Anthony Smith, a prominent west Philadelphia activist, received a year in prison after admitting to aiding in flipping a police car during the 2020 George Floyd protests. His guilty plea for obstructing law enforcement during civil disorder led to the sentencing, including his involvement in arson.
During sentencing, Judge Juan Sánchez acknowledged Smith’s community efforts but highlighted the negative impact of his actions on public safety. Smith, expressing remorse, attributed his behavior to impulsiveness and peer influence.
Contrary to the prosecution’s recommendation of 30+ months, Smith received a reduced sentence of a year and a day, limiting his teaching prospects for a decade due to the felony conviction. Defense attorney Paul Hetznecker argued against imprisonment, emphasizing Smith’s extensive house arrest and lifetime of altruism overshadowed by a single regretful act.
While Smith’s case concluded with a shorter term, co-defendants received longer sentences, illustrating the varying outcomes of the legal proceedings.
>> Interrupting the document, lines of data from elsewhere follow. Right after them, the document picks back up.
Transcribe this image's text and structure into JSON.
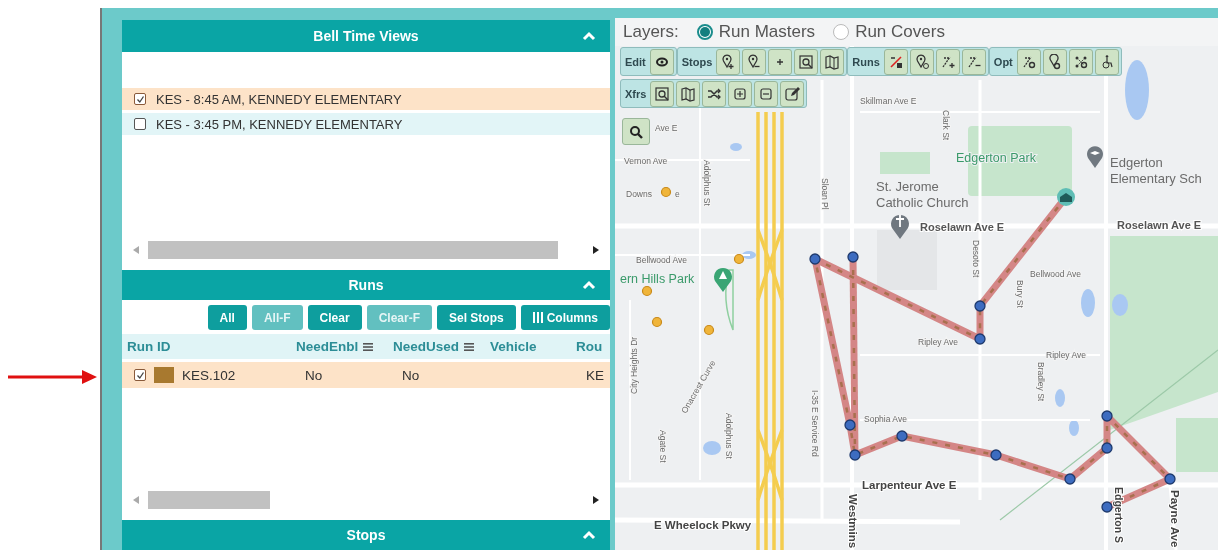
{
  "bell_time_views": {
    "title": "Bell Time Views",
    "items": [
      {
        "label": "KES - 8:45 AM, KENNEDY ELEMENTARY",
        "checked": true,
        "selected": true
      },
      {
        "label": "KES - 3:45 PM, KENNEDY ELEMENTARY",
        "checked": false,
        "selected": false
      }
    ]
  },
  "runs": {
    "title": "Runs",
    "buttons": [
      {
        "label": "All",
        "kind": "text",
        "disabled": false
      },
      {
        "label": "All-F",
        "kind": "text",
        "disabled": true
      },
      {
        "label": "Clear",
        "kind": "text",
        "disabled": false
      },
      {
        "label": "Clear-F",
        "kind": "text",
        "disabled": true
      },
      {
        "label": "Sel Stops",
        "kind": "text",
        "disabled": false
      },
      {
        "label": "Columns",
        "kind": "columns",
        "disabled": false
      }
    ],
    "columns": [
      {
        "label": "Run ID",
        "menu": false
      },
      {
        "label": "NeedEnbl",
        "menu": true
      },
      {
        "label": "NeedUsed",
        "menu": true
      },
      {
        "label": "Vehicle",
        "menu": false
      },
      {
        "label": "Rou",
        "menu": false
      }
    ],
    "rows": [
      {
        "checked": true,
        "selected": true,
        "color": "#a8792f",
        "run_id": "KES.102",
        "need_enbl": "No",
        "need_used": "No",
        "route": "KE"
      }
    ]
  },
  "stops": {
    "title": "Stops"
  },
  "map": {
    "layers": {
      "label": "Layers:",
      "options": [
        {
          "label": "Run Masters",
          "selected": true
        },
        {
          "label": "Run Covers",
          "selected": false
        }
      ]
    },
    "toolbar": [
      {
        "label": "Edit"
      },
      {
        "label": "Stops"
      },
      {
        "label": "Runs"
      },
      {
        "label": "Opt"
      },
      {
        "label": "Xfrs"
      }
    ],
    "labels": [
      "Skillman Ave E",
      "Clark St",
      "Ave E",
      "Vernon Ave",
      "Adolphus St",
      "Downs",
      "e",
      "Sloan Pl",
      "Edgerton Park",
      "Edgerton",
      "Elementary Sch",
      "St. Jerome",
      "Catholic Church",
      "Roselawn Ave E",
      "Roselawn Ave E",
      "Desoto St",
      "Bellwood Ave",
      "Bellwood Ave",
      "ern Hills Park",
      "Bury St",
      "Ripley Ave",
      "Ripley Ave",
      "City Heights Dr",
      "Bradley St",
      "Onacrest Curve",
      "Sophia Ave",
      "I-35 E Service Rd",
      "Adolphus St",
      "Agate St",
      "Larpenteur Ave E",
      "Westmins",
      "Edgerton S",
      "Payne Ave",
      "E Wheelock Pkwy"
    ]
  }
}
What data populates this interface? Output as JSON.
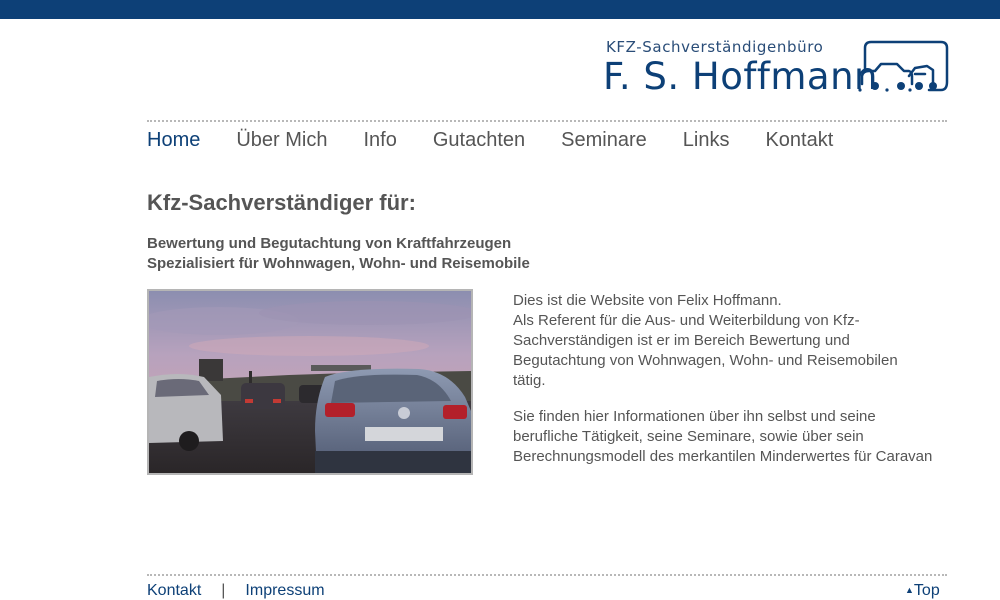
{
  "header": {
    "logo_subtitle": "KFZ-Sachverständigenbüro",
    "logo_title": "F. S. Hoffmann",
    "logo_icon": "caravan-car-icon",
    "brand_color": "#0d4077"
  },
  "nav": {
    "items": [
      "Home",
      "Über Mich",
      "Info",
      "Gutachten",
      "Seminare",
      "Links",
      "Kontakt"
    ],
    "active": "Home"
  },
  "main": {
    "title": "Kfz-Sachverständiger für:",
    "subheading_1": "Bewertung und Begutachtung von Kraftfahrzeugen",
    "subheading_2": "Spezialisiert für Wohnwagen, Wohn- und Reisemobile",
    "image_description": "traffic-jam-photo",
    "paragraph_1_line_1": "Dies ist die Website von Felix Hoffmann.",
    "paragraph_1_line_2": "Als Referent für die Aus- und Weiterbildung von Kfz-Sachverständigen ist er im Bereich Bewertung und Begutachtung von Wohnwagen, Wohn- und Reisemobilen tätig.",
    "paragraph_2": "Sie finden hier Informationen über ihn selbst und seine berufliche Tätigkeit, seine Seminare, sowie über sein Berechnungsmodell des merkantilen Minderwertes für Caravan"
  },
  "footer": {
    "kontakt": "Kontakt",
    "separator": "|",
    "impressum": "Impressum",
    "top": "Top",
    "top_icon": "triangle-up-icon"
  }
}
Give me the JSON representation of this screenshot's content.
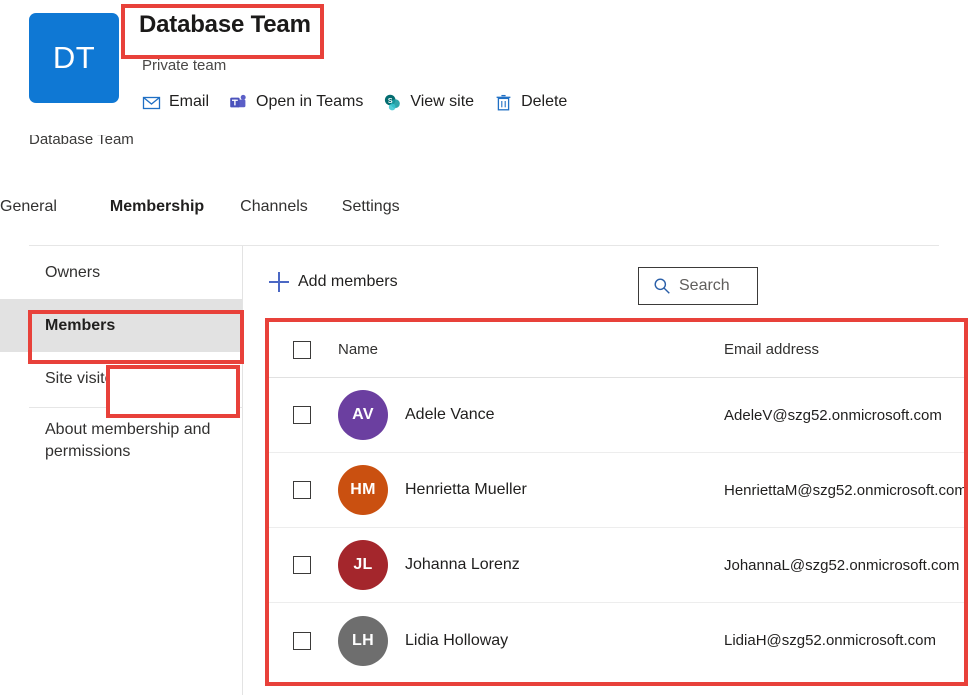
{
  "header": {
    "logo_initials": "DT",
    "logo_color": "#0f78d4",
    "title": "Database Team",
    "privacy": "Private team",
    "subtitle": "Database Team",
    "commands": [
      {
        "id": "email",
        "label": "Email",
        "icon": "envelope-icon"
      },
      {
        "id": "open-in-teams",
        "label": "Open in Teams",
        "icon": "teams-icon"
      },
      {
        "id": "view-site",
        "label": "View site",
        "icon": "sharepoint-icon"
      },
      {
        "id": "delete",
        "label": "Delete",
        "icon": "trash-icon"
      }
    ]
  },
  "tabs": [
    {
      "id": "general",
      "label": "General",
      "selected": false
    },
    {
      "id": "membership",
      "label": "Membership",
      "selected": true
    },
    {
      "id": "channels",
      "label": "Channels",
      "selected": false
    },
    {
      "id": "settings",
      "label": "Settings",
      "selected": false
    }
  ],
  "sidebar": {
    "items": [
      {
        "id": "owners",
        "label": "Owners",
        "selected": false
      },
      {
        "id": "members",
        "label": "Members",
        "selected": true
      },
      {
        "id": "site-visitors",
        "label": "Site visitors",
        "selected": false
      }
    ],
    "about": "About membership and permissions"
  },
  "toolbar": {
    "add_members_label": "Add members",
    "search_placeholder": "Search"
  },
  "table": {
    "columns": {
      "name": "Name",
      "email": "Email address"
    },
    "rows": [
      {
        "initials": "AV",
        "avatar_color": "#6b3fa0",
        "name": "Adele Vance",
        "email": "AdeleV@szg52.onmicrosoft.com",
        "checked": false
      },
      {
        "initials": "HM",
        "avatar_color": "#ca5010",
        "name": "Henrietta Mueller",
        "email": "HenriettaM@szg52.onmicrosoft.com",
        "checked": false
      },
      {
        "initials": "JL",
        "avatar_color": "#a4262c",
        "name": "Johanna Lorenz",
        "email": "JohannaL@szg52.onmicrosoft.com",
        "checked": false
      },
      {
        "initials": "LH",
        "avatar_color": "#6e6e6e",
        "name": "Lidia Holloway",
        "email": "LidiaH@szg52.onmicrosoft.com",
        "checked": false
      }
    ]
  },
  "annotations": {
    "color": "#e8413a",
    "targets": [
      "team-title",
      "membership-tab",
      "members-sidebar-item",
      "members-table"
    ]
  }
}
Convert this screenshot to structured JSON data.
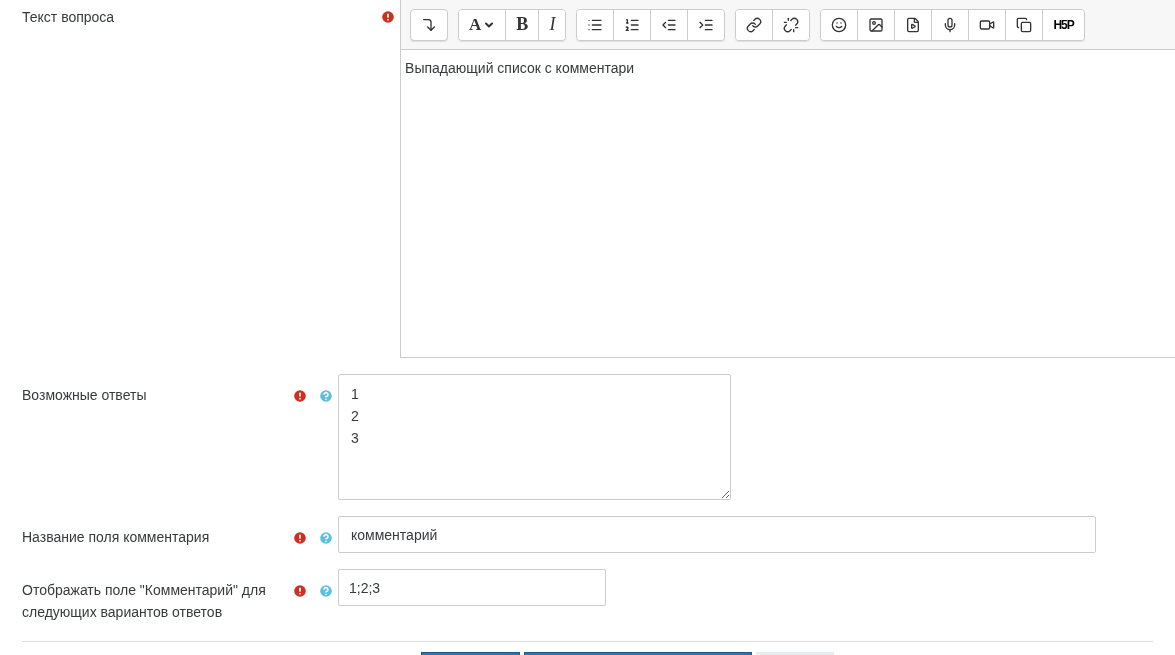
{
  "toolbar": {
    "font": "A",
    "bold": "B",
    "italic": "I",
    "h5p": "H5P"
  },
  "editor": {
    "label": "Текст вопроса",
    "required": true,
    "value": "Выпадающий список с комментари"
  },
  "fields": [
    {
      "label": "Возможные ответы",
      "required": true,
      "help": true,
      "kind": "textarea",
      "value": "1\n2\n3"
    },
    {
      "label": "Название поля комментария",
      "required": true,
      "help": true,
      "kind": "wide",
      "value": "комментарий"
    },
    {
      "label": "Отображать поле \"Комментарий\" для следующих вариантов ответов",
      "required": true,
      "help": true,
      "kind": "short",
      "value": "1;2;3"
    }
  ]
}
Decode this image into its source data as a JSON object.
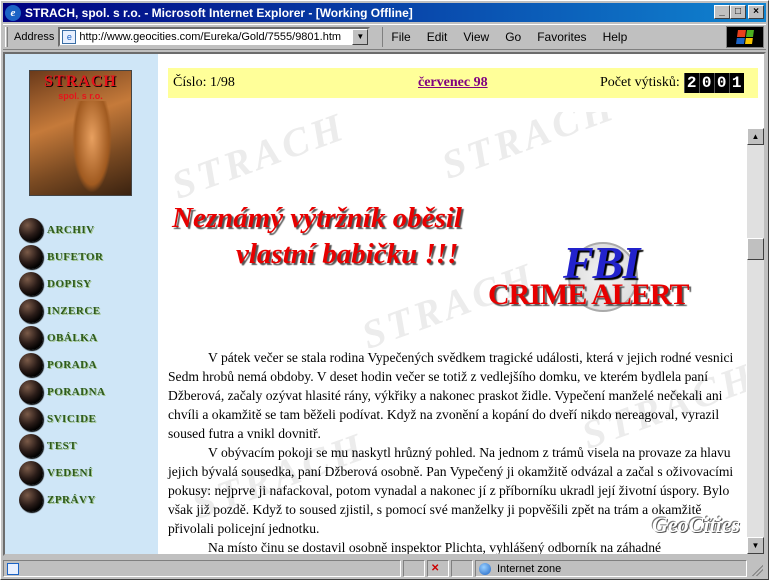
{
  "window": {
    "title": "STRACH, spol. s r.o. - Microsoft Internet Explorer - [Working Offline]"
  },
  "toolbar": {
    "address_label": "Address",
    "url": "http://www.geocities.com/Eureka/Gold/7555/9801.htm",
    "menus": [
      "File",
      "Edit",
      "View",
      "Go",
      "Favorites",
      "Help"
    ]
  },
  "sidebar": {
    "cover_title": "STRACH",
    "cover_subtitle": "spol. s r.o.",
    "items": [
      {
        "label": "ARCHIV"
      },
      {
        "label": "BUFETOR"
      },
      {
        "label": "DOPISY"
      },
      {
        "label": "INZERCE"
      },
      {
        "label": "OBÁLKA"
      },
      {
        "label": "PORADA"
      },
      {
        "label": "PORADNA"
      },
      {
        "label": "SVICIDE"
      },
      {
        "label": "TEST"
      },
      {
        "label": "VEDENÍ"
      },
      {
        "label": "ZPRÁVY"
      }
    ]
  },
  "header": {
    "issue": "Číslo: 1/98",
    "month": "červenec 98",
    "copies_label": "Počet výtisků:",
    "counter_digits": [
      "2",
      "0",
      "0",
      "1"
    ]
  },
  "article": {
    "headline_line1": "Neznámý výtržník oběsil",
    "headline_line2": "vlastní babičku !!!",
    "logo_fbi": "FBI",
    "logo_crime_alert": "CRIME ALERT",
    "paragraphs": [
      "V pátek večer se stala rodina Vypečených svědkem tragické události, která v jejich rodné vesnici Sedm hrobů nemá obdoby. V deset hodin večer se totiž z vedlejšího domku, ve kterém bydlela paní Džberová, začaly ozývat hlasité rány, výkřiky a nakonec praskot židle. Vypečení manželé nečekali ani chvíli a okamžitě se tam běželi podívat. Když na zvonění a kopání do dveří nikdo nereagoval, vyrazil soused futra a vnikl dovnitř.",
      "V obývacím pokoji se mu naskytl hrůzný pohled. Na jednom z trámů visela na provaze za hlavu jejich bývalá sousedka, paní Džberová osobně. Pan Vypečený ji okamžitě odvázal a začal s oživovacími pokusy: nejprve ji nafackoval, potom vynadal a nakonec jí z příborníku ukradl její životní úspory. Bylo však již pozdě. Když to soused zjistil, s pomocí své manželky ji popvěšili zpět na trám a okamžitě přivolali policejní jednotku.",
      "Na místo činu se dostavil osobně inspektor Plichta, vyhlášený odborník na záhadné"
    ],
    "watermark": "GeoCities"
  },
  "statusbar": {
    "zone": "Internet zone"
  }
}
Earlier, Philadelphia officials settled lawsuits, allocating $9.25 million to 343 plaintiffs and funding mental health counseling for residents affected by the protests.
The incident, amplified on social media, drew criticism toward the city’s handling of the protests, prompting audits and scrutiny of Mayor Jim Kenney and Police Commissioner Danielle Outlaw’s responses to the unrest in west Philadelphia.